> [ABOUT THIS TASK]:
Identify each line below that contains the word "expression", and copy it out.

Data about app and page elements
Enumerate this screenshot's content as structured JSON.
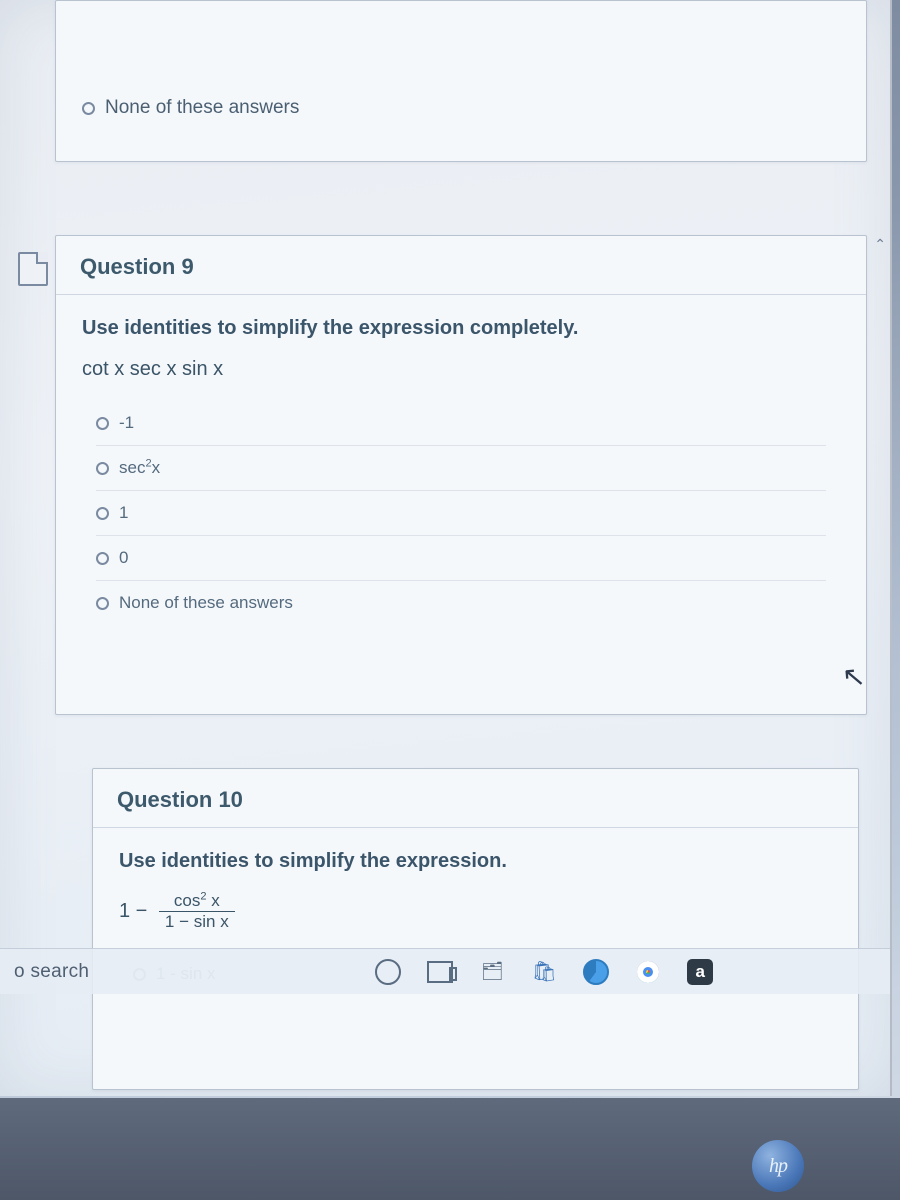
{
  "prev_question": {
    "option_none": "None of these answers"
  },
  "question9": {
    "title": "Question 9",
    "prompt": "Use identities to simplify the expression completely.",
    "expression": "cot x sec x sin x",
    "options": {
      "a": "-1",
      "b_prefix": "sec",
      "b_sup": "2",
      "b_suffix": "x",
      "c": "1",
      "d": "0",
      "e": "None of these answers"
    }
  },
  "question10": {
    "title": "Question 10",
    "prompt": "Use identities to simplify the expression.",
    "lead": "1 −",
    "num_prefix": "cos",
    "num_sup": "2",
    "num_suffix": " x",
    "den": "1 − sin x",
    "opt1": "1 - sin x"
  },
  "taskbar": {
    "search": "o search",
    "amazon": "a"
  },
  "hp": "hp"
}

> [RESPONSE TO THE EXERCISE]:
    "prompt": "Use identities to simplify the expression completely.",
    "expression": "cot x sec x sin x",
    "prompt": "Use identities to simplify the expression.",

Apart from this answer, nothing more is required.